“It is not possible for us to achieve economic or trade growth or increased investment without a fundamental component,” Economy Minister Nihat Zeybekci said, stressing “the importance of world peace and security in this sense.”
In his speech, themed Strengthening the G-20 Trade and Investment Mechanism, he drew attention to how instability in the global economy continued, and how this negative trend affected international trade growth and the increase of foreign direct investment (FDI).
He underlined that during Turkey’s G-20 presidency last year, which was assumed by China in December, a comprehensive agenda including both trade and investment issues had been adopted.
“Turkey, leaving behind many developed and developing countries, attained growth of 4 percent in 2015 and 4.8 percent in the first quarter of 2016,” he said at the G20 Trade Ministers Meeting in Shanghai.
“However, on a global level, we could not reach the same encouraging reflection,” he noted.
Zeybekci also said that if balanced, strong and sustainable growth was to be pursued, investments would have to be increased and new employment opportunities created.
“We must facilitate trade through both bilateral and multilateral initiatives,” he said. “Especially for our small- and medium-sized enterprises, we must ensure access to trade financing mechanisms.”
The ministerial-level meeting, which kicked off on July 9, was hosted by China’s largest city in advance of the G-20 Summit set to be held in the eastern city of Hangzhou on Sept. 4 and 5.
The world’s top 20 economies will work to boost sluggish global trade despite growing protectionism, overcapacity concerns, and uncertainty over Brexit, G-20 trade ministers said on July 10.
“The global recovery continues, but it remains uneven and falls short of our ambition for strong, sustainable and balanced growth.

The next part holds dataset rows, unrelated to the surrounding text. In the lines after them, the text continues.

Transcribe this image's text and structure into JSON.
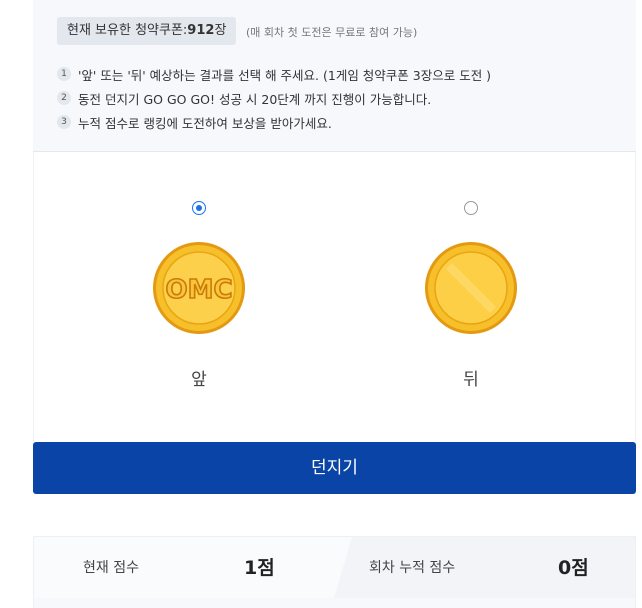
{
  "coupon": {
    "prefix": "현재 보유한 청약쿠폰:",
    "count": "912",
    "suffix": "장",
    "note": "(매 회차 첫 도전은 무료로 참여 가능)"
  },
  "rules": [
    {
      "num": "1",
      "text": "'앞' 또는 '뒤' 예상하는 결과를 선택 해 주세요. (1게임 청약쿠폰 3장으로 도전 )"
    },
    {
      "num": "2",
      "text": "동전 던지기 GO GO GO! 성공 시 20단계 까지 진행이 가능합니다."
    },
    {
      "num": "3",
      "text": "누적 점수로 랭킹에 도전하여 보상을 받아가세요."
    }
  ],
  "choices": {
    "front": {
      "label": "앞",
      "coin_text": "OMC",
      "selected": true
    },
    "back": {
      "label": "뒤",
      "selected": false
    }
  },
  "toss_button": "던지기",
  "score": {
    "current_label": "현재 점수",
    "current_value": "1점",
    "cumulative_label": "회차 누적 점수",
    "cumulative_value": "0점"
  },
  "colors": {
    "primary": "#0a44a6",
    "radio_selected": "#1a73e8",
    "coin_gold": "#f5b81c"
  },
  "icons": {
    "front_coin": "omc-coin-front-icon",
    "back_coin": "plain-coin-back-icon"
  }
}
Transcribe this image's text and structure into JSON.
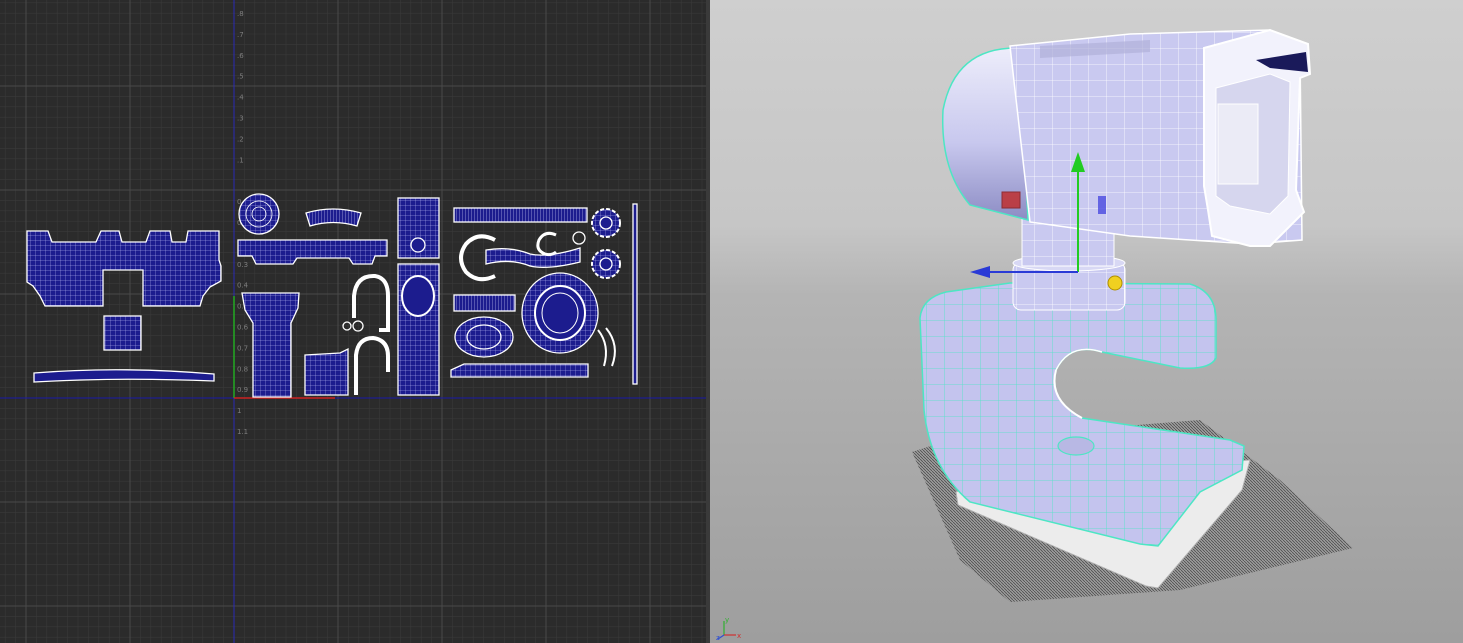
{
  "uv_editor": {
    "background": "#2b2b2b",
    "grid_minor_color": "#3a3a3a",
    "grid_major_color": "#4a4a4a",
    "u_axis_color": "#1a1aa8",
    "v_axis_color": "#2a2ab5",
    "shell_fill": "#1c1c8e",
    "shell_stroke": "#ffffff",
    "v_tick_labels": [
      ".8",
      ".7",
      ".6",
      ".5",
      ".4",
      ".3",
      ".2",
      ".1",
      "",
      "0",
      "0.1",
      "0.2",
      "0.3",
      "0.4",
      "0.5",
      "0.6",
      "0.7",
      "0.8",
      "0.9",
      "1",
      "1.1"
    ]
  },
  "viewport": {
    "background_top": "#cfcfcf",
    "background_bottom": "#9e9e9e",
    "mesh_fill": "#c9c9f0",
    "wire_color": "#ffffff",
    "selection_wire_color": "#4de6c4",
    "manipulator": {
      "y_color": "#22cc22",
      "x_color": "#2a3ad6",
      "z_color": "#c03030",
      "center_color": "#f0d020"
    },
    "view_axis": {
      "x_label": "x",
      "y_label": "y",
      "z_label": "z",
      "x_color": "#d03030",
      "y_color": "#30b030",
      "z_color": "#3050d0"
    }
  }
}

Downside risks and vulnerabilities persist,” the trade ministers said in a joint statement, adding that trade should remain “an important engine” to spur global growth.
The G-20 nations, which account for 85 percent of global trade, admitted that protectionism has been rising since the financial crisis, and said that new trade restrictions in the group had reached the highest monthly average registered since the WTO began monitoring in 2009.
“We note with concern that despite the G20’s repeated pledge, the stock of restrictive measure affecting trade in goods and services has continued to rise,” they said in the statement.
Ahead of the meeting, WTO chief economist Robert Koopman warned that restrictive measures could affect industries including air freight cargo, sea based cargo, automobile sales and production, electronics trade, and agricultural raw materials.
The world’s leading economies at the weekend pledged to oppose trade protectionism and reiterated a promise not to add new protective measures until 2018.
Global trade is expected to grow at a tepid 2.8 percent in 2016, the World Trade Organisation (WTO) said in April.